Data excerpts
|---|
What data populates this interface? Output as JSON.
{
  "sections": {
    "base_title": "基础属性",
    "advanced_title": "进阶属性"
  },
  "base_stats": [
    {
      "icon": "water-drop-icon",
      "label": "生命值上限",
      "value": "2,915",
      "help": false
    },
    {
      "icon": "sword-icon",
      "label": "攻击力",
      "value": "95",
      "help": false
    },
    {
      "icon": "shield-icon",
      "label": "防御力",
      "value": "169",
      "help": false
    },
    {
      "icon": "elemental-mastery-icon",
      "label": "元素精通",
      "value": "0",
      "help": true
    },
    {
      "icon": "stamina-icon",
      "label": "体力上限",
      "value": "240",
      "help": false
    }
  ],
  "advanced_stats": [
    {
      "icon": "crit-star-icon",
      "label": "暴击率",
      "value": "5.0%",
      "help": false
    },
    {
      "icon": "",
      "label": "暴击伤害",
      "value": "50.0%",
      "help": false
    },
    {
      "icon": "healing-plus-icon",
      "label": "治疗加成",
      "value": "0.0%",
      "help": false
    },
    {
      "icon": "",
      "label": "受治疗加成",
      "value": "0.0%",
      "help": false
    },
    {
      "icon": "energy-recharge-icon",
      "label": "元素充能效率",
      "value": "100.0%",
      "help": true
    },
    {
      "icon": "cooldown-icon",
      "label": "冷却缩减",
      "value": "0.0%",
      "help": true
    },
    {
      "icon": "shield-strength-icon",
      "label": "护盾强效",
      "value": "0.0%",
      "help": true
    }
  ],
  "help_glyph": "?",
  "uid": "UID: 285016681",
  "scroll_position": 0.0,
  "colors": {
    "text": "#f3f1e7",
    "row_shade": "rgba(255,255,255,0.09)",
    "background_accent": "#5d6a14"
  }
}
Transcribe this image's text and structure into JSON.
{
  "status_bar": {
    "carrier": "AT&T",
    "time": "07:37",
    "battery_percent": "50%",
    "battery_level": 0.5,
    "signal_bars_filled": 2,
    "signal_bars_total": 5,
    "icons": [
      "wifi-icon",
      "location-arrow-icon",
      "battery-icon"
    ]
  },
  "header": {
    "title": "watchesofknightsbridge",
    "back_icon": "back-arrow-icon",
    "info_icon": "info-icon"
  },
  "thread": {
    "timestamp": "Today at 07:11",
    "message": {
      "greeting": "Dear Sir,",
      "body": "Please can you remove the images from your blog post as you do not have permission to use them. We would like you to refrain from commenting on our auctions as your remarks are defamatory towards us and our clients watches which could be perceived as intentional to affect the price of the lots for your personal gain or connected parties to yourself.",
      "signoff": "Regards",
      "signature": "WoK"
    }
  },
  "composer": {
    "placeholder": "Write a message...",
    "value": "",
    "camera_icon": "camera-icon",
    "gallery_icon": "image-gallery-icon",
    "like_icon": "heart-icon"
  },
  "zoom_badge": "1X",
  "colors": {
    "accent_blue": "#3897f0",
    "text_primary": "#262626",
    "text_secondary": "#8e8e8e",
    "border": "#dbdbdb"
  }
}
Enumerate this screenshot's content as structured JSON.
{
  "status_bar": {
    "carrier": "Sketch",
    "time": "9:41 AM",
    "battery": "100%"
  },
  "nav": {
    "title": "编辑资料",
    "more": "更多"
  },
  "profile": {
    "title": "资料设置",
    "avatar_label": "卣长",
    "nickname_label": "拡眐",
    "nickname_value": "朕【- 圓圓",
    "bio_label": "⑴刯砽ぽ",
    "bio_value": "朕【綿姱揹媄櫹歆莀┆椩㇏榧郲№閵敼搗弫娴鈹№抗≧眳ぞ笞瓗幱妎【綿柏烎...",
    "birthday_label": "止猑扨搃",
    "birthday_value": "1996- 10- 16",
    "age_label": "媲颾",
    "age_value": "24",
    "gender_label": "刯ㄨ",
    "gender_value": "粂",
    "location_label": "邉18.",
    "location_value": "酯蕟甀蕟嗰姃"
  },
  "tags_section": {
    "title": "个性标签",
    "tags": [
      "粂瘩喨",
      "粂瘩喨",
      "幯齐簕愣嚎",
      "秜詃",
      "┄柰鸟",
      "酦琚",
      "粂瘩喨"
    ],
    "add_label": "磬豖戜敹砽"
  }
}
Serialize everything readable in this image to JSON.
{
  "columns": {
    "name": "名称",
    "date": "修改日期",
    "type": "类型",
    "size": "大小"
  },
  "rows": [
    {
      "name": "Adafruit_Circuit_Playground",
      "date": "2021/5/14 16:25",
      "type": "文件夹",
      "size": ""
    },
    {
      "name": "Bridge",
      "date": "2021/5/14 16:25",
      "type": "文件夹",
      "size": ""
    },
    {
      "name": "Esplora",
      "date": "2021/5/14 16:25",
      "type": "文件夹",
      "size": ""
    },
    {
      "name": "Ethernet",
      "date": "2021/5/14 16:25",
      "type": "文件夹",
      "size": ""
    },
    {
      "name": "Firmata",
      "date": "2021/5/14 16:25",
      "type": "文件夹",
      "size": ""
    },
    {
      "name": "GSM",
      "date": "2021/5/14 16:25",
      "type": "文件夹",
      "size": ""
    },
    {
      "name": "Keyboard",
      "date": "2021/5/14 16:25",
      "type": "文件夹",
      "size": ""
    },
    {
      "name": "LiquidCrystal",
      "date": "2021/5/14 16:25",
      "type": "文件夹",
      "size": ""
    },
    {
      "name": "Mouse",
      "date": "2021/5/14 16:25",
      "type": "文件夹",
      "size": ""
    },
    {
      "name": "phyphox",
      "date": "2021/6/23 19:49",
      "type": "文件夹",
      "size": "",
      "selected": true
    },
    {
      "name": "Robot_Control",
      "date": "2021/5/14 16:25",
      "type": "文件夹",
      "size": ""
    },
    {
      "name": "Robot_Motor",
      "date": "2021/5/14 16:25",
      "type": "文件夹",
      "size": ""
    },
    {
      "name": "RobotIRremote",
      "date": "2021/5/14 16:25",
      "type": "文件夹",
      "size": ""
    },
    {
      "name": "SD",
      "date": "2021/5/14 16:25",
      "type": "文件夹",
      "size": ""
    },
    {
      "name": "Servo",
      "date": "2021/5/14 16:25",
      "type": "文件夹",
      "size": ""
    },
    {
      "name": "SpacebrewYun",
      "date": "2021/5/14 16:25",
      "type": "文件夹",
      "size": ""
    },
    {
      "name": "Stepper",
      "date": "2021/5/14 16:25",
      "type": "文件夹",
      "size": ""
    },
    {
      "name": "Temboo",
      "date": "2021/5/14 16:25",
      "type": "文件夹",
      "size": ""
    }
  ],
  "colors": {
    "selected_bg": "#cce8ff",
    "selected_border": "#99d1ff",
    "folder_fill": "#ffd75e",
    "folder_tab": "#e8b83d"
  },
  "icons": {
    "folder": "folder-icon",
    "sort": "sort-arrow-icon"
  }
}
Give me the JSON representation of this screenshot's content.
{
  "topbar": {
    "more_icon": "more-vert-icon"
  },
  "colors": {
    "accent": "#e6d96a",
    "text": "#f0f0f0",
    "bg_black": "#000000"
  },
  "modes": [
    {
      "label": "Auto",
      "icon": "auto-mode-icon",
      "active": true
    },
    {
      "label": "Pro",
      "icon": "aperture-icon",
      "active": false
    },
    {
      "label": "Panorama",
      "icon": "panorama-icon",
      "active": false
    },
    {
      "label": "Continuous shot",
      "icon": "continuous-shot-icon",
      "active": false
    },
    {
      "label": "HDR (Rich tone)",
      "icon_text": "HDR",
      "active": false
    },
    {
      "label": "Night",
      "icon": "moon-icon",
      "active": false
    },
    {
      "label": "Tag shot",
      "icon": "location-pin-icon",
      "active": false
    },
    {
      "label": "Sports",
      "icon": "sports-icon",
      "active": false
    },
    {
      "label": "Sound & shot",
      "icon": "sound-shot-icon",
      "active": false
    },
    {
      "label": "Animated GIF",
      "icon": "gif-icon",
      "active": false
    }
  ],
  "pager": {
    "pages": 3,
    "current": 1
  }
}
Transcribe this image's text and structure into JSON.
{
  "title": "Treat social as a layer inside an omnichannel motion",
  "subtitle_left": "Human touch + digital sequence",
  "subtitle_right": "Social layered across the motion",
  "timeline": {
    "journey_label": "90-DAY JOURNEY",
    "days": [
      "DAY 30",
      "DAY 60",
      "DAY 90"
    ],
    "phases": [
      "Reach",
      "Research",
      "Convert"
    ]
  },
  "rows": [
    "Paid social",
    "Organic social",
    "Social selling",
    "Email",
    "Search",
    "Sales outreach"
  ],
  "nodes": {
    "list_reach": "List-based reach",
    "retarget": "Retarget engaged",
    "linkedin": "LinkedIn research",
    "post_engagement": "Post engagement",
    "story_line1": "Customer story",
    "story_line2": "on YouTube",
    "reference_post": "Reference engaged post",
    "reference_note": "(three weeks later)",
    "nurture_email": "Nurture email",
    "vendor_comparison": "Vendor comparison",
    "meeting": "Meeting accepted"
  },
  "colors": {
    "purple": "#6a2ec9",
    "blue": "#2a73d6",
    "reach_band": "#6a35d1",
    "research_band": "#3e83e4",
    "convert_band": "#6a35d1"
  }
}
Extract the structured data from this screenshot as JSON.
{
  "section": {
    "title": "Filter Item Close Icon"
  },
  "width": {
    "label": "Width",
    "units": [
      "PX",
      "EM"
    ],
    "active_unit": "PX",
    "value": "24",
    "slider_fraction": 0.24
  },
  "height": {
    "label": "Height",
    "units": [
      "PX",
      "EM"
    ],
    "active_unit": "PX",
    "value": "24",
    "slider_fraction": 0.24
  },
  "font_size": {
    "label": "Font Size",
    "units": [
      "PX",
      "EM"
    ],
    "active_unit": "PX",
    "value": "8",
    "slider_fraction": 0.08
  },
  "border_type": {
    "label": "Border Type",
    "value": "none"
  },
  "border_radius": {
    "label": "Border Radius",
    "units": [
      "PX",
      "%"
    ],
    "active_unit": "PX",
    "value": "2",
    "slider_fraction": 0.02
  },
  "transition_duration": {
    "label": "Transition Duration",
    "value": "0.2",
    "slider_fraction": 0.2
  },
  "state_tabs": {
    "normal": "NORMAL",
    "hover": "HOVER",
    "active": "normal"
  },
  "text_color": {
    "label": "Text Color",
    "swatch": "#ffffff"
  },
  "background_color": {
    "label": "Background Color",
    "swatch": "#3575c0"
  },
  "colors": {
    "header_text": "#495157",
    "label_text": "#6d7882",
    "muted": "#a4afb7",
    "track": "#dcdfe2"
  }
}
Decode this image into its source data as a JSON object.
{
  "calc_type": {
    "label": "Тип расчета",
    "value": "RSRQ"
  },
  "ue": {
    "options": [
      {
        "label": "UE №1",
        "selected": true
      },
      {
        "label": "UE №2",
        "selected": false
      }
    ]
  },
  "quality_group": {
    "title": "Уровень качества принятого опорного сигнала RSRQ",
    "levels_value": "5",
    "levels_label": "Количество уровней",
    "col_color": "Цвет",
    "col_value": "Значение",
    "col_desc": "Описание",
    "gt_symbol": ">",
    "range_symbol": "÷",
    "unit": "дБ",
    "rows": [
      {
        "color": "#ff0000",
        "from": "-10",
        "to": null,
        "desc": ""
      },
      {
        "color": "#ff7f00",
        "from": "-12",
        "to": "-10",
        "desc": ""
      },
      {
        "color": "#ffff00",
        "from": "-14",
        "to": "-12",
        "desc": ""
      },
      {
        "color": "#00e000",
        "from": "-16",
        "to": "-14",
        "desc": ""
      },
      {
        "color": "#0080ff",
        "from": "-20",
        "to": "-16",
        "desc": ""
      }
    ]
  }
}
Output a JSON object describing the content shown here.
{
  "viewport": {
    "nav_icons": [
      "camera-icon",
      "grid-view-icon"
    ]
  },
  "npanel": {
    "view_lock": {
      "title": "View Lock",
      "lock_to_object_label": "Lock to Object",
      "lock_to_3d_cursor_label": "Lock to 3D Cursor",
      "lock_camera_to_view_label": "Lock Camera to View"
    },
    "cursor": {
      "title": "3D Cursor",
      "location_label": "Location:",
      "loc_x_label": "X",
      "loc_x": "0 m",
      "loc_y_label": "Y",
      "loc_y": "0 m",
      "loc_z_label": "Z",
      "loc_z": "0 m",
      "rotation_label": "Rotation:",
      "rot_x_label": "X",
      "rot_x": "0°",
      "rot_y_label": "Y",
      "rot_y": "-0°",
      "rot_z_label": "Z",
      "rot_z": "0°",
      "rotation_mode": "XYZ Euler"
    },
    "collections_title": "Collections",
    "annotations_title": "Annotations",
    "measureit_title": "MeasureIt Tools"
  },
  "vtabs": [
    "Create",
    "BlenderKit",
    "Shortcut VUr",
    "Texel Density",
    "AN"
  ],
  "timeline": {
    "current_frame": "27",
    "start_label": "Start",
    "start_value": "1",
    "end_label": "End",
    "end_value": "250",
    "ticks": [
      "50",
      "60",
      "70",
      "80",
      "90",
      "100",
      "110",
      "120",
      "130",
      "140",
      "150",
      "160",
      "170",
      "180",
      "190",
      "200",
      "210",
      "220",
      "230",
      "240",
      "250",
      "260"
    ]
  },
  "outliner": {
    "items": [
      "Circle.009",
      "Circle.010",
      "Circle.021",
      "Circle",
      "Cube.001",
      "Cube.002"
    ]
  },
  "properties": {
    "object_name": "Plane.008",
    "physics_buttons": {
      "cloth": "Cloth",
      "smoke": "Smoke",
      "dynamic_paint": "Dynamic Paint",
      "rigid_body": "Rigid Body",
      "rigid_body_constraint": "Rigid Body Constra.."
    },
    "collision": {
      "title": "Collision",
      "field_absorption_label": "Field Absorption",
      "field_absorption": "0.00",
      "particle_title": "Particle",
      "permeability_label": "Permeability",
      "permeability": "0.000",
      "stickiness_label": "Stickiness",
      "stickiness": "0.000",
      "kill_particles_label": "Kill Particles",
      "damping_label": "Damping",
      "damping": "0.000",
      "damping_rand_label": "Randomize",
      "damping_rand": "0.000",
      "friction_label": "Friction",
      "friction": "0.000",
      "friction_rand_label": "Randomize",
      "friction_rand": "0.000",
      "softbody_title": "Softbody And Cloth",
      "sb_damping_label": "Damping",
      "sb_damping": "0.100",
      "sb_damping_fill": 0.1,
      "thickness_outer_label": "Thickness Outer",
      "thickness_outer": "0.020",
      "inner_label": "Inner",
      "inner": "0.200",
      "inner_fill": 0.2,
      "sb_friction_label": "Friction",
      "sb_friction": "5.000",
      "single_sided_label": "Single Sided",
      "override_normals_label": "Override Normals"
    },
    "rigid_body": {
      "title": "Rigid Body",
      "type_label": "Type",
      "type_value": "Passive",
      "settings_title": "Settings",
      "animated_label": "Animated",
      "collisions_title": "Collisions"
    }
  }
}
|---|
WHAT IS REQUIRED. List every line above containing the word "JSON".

YOUR SOLUTION.
What data populates this interface? Output as JSON.
Transcribe this image's text and structure into JSON.
Enumerate this screenshot's content as structured JSON.
Serialize everything readable in this image to JSON.
Give me the JSON representation of this screenshot's content.
Transcribe this image's text and structure into JSON.
Extract the structured data from this screenshot as JSON.
Decode this image into its source data as a JSON object.
Output a JSON object describing the content shown here.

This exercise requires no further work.